- **What needs to be done**
Search the entries below for the string "title" and give the number of lines that hold it, nothing else.

START Given records

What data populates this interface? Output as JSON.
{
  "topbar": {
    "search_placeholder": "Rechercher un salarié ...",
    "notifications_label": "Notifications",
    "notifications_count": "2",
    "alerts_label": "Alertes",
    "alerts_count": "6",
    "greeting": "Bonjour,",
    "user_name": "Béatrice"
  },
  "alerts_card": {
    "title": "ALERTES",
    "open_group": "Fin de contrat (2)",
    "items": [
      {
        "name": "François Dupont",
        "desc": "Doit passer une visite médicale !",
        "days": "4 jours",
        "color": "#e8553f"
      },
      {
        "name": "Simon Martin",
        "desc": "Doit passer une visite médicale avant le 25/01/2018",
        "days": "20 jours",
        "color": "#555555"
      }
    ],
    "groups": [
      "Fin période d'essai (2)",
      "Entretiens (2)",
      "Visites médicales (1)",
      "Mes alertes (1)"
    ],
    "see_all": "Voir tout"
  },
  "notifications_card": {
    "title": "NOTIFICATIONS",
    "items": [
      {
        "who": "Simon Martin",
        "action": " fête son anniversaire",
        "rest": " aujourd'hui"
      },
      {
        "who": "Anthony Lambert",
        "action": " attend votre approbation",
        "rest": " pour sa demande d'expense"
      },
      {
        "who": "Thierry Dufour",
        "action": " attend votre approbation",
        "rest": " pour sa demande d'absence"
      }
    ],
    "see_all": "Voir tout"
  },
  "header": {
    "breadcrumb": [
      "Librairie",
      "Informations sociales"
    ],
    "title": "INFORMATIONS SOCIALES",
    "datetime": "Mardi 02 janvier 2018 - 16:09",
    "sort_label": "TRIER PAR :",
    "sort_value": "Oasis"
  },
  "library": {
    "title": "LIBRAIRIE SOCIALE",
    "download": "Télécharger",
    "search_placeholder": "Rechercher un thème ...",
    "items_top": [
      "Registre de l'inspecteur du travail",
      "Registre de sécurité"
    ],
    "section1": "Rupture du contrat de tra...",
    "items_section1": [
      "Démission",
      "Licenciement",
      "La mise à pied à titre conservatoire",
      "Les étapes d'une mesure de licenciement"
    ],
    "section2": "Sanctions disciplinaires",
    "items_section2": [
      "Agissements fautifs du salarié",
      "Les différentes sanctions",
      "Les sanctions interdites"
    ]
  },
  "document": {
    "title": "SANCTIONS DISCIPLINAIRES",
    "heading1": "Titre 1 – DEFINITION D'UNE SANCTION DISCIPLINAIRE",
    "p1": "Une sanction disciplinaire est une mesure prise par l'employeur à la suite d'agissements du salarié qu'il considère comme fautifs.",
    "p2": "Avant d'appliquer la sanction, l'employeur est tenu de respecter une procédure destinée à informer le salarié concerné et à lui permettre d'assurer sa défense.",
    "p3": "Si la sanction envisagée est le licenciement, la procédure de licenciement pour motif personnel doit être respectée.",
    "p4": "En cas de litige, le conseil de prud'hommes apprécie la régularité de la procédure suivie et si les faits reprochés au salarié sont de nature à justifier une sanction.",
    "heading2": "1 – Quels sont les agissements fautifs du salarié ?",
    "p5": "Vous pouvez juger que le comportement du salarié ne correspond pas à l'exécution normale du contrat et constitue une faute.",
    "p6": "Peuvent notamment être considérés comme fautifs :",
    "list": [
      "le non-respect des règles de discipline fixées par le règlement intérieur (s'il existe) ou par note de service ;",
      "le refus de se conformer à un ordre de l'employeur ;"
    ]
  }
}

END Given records
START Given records

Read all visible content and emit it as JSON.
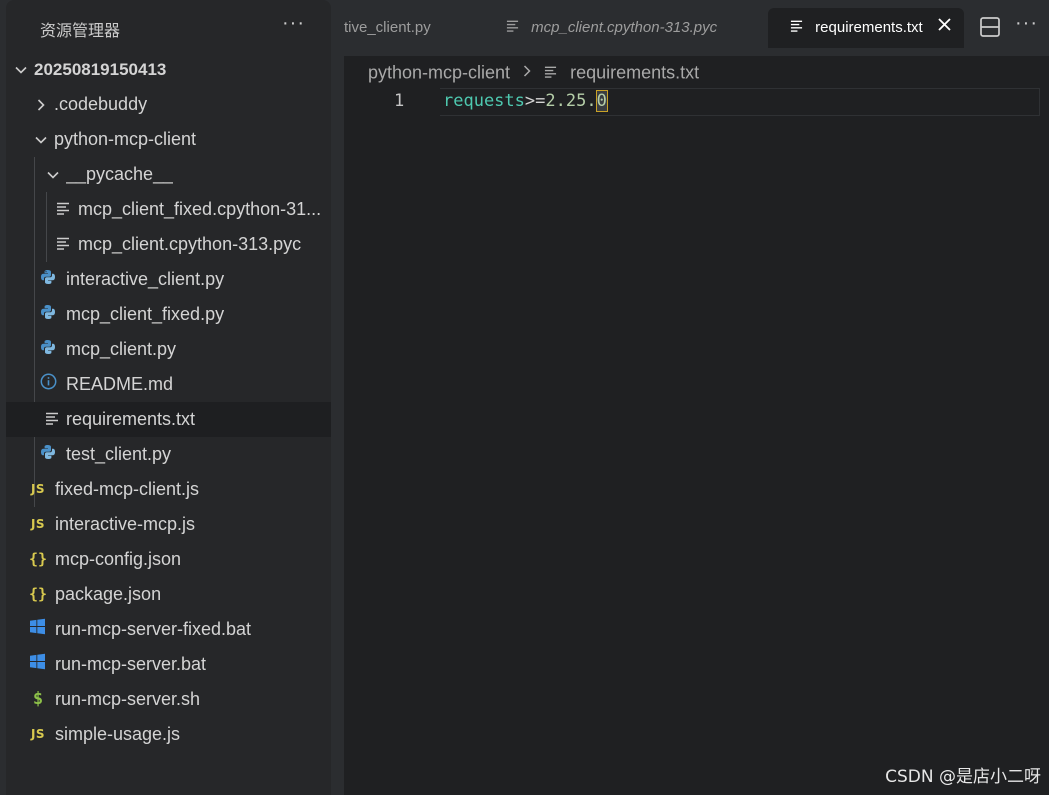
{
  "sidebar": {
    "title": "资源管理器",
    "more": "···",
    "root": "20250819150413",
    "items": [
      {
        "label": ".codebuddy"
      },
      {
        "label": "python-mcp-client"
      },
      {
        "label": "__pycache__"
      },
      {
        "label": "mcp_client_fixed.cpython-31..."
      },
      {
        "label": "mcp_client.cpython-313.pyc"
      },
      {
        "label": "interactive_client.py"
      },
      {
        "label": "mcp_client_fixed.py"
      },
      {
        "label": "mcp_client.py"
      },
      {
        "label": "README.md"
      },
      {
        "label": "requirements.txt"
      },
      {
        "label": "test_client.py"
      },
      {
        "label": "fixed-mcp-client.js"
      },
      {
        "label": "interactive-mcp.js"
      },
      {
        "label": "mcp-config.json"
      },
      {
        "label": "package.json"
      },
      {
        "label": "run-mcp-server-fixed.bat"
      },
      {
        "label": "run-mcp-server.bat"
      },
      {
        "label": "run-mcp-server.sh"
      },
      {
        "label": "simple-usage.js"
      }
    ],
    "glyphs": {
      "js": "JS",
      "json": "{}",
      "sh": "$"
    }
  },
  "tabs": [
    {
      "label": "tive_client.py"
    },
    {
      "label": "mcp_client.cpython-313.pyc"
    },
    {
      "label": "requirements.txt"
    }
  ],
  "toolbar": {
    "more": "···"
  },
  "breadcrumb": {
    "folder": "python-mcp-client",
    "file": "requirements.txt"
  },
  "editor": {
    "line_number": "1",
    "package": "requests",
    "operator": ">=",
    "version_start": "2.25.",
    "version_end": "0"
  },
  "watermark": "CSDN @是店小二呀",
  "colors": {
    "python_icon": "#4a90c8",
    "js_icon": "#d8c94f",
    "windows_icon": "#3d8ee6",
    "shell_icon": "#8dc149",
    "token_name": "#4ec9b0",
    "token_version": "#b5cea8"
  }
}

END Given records
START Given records

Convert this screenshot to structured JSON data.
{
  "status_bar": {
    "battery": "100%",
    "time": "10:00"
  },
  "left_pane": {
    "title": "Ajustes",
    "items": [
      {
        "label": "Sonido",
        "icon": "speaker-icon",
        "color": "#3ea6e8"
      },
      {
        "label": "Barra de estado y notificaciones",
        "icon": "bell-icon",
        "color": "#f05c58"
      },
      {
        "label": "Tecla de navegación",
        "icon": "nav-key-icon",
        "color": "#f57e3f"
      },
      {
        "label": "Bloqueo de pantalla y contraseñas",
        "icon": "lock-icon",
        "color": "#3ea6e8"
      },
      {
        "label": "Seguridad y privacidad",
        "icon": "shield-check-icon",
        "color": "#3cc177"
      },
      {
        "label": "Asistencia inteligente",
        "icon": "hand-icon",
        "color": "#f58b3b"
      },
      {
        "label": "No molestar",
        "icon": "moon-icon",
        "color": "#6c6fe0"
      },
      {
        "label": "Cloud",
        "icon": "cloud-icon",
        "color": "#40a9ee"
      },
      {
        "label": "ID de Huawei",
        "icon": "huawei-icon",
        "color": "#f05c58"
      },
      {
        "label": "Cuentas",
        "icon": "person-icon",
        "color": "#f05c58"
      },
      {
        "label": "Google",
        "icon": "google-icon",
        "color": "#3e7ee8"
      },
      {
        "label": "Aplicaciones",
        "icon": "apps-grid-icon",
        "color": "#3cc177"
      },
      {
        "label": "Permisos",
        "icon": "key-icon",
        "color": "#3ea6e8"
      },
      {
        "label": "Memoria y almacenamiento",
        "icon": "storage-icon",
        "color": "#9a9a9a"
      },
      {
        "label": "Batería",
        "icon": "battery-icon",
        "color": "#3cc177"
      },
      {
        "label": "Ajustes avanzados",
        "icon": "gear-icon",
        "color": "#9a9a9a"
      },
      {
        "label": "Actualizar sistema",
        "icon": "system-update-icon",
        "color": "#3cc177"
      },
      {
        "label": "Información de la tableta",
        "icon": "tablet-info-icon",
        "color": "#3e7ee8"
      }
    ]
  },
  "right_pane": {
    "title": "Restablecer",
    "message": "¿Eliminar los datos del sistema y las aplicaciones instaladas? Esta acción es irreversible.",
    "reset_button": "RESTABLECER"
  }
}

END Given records

- **Written reply**
8